At least 68 still missing as bad weather stops rescue effort
The ill-fated passenger vessel Saint Thomas Aquinas.
At least 52 people have now been declared dead while an estimated 68 others were still missing on Monday, following Friday’s collision between a passenger ferry and a cargo ship off the central Philippine province of Cebu.
The Philippine Coast Guard says around 750 passengers have been rescued but search operations were suspended on Monday due to bad weather.
In a statement, 2GO, the company which owns the Saint Thomas Aquinas ferry said the ship was carrying 723 passengers and 118 crew when the accident occurred.
The vessel, which had an authorized capacity of 1,010 passengers and crew, sank after colliding with the cargo vessel Sulpicio Express 7 on Friday evening.
The sinking was the second such accident this year.
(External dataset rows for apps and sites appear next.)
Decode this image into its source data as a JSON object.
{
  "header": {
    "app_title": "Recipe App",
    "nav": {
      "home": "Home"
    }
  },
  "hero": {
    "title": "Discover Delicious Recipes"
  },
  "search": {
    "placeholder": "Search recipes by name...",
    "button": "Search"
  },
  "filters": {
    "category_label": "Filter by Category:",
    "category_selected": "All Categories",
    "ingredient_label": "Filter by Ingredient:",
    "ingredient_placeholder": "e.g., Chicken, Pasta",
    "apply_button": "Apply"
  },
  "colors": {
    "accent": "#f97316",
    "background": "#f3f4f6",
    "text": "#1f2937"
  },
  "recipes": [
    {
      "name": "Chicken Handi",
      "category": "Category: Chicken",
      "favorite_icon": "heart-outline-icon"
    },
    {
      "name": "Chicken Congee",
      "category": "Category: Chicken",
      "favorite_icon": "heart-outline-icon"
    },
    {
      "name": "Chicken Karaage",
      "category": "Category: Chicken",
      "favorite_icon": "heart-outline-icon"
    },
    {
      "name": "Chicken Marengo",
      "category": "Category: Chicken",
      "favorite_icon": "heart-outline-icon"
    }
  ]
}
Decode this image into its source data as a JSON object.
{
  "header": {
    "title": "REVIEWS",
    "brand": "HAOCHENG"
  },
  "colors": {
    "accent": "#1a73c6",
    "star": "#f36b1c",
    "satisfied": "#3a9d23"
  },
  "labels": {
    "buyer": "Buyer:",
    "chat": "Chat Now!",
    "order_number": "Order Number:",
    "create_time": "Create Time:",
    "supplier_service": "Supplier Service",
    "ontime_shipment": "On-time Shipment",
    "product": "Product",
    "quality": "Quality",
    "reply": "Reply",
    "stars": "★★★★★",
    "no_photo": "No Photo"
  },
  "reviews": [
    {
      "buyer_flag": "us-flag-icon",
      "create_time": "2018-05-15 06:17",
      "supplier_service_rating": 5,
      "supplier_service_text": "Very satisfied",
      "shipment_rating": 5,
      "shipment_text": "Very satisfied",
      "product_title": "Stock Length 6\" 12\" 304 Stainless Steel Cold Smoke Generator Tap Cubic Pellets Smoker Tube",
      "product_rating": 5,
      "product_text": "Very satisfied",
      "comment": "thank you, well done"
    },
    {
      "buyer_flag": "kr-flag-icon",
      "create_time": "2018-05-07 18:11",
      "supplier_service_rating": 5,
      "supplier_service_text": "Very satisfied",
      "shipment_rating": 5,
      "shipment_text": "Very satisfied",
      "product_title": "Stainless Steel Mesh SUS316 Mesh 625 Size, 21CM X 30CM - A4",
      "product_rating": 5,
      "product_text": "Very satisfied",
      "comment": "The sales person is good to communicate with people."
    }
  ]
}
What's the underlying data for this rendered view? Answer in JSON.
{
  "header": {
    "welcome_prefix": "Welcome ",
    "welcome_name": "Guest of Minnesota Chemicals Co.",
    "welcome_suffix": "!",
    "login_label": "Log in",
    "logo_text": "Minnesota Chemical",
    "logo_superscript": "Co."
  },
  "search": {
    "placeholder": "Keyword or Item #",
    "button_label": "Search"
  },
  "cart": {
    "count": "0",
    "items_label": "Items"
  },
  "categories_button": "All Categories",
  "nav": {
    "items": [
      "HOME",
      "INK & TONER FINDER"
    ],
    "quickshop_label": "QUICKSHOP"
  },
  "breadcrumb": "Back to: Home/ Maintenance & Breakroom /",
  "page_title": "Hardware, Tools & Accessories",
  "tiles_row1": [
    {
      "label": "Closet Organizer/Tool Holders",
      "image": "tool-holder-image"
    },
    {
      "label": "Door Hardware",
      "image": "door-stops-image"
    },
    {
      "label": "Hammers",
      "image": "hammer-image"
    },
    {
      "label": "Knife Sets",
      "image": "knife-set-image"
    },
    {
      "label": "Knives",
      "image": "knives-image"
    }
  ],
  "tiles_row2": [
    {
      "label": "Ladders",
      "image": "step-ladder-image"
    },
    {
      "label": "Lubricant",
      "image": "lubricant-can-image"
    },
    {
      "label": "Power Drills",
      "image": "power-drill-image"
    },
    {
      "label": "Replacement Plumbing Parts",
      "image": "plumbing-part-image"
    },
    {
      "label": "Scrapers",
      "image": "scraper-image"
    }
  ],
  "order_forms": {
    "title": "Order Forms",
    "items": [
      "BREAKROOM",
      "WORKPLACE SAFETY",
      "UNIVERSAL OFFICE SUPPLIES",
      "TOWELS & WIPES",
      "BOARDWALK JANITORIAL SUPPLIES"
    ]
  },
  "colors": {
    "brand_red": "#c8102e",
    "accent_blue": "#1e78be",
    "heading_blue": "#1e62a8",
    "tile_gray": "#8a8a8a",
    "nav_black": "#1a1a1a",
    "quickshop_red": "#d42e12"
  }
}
On June 14, seven people died when the Lady Mount Carmel ferry sank off Masbate Island, also in central Philippines.
On Saturday, Pope Francis sent a message of condolence to Archbishop Jose Palma of Cebu, expressing the pontiff's sadness over the "tragic loss of life."
"He assures all affected of his closeness in prayer and commends the victims to the loving mercy of Almighty God," the message read.
"The Holy Father invokes divine strength and comfort upon the grieving families, the injured and those involved in the rescue efforts," it added.
Deprivation may turn into frustration making it is easy for some Rohingya to accept extreme ideologies
To engage in ecumenical dialogue means confronting the social evils of caste, communalism, gender discrimination and violence
Some 400 churches will get together to clean stagnant water where dengue-carrying mosquitoes breed
Several churches and organizations united to face down attacks on Christians in an atmosphere of political upheaval
Delegates of World Apostolic Congress attend inauguration of 38 meter figure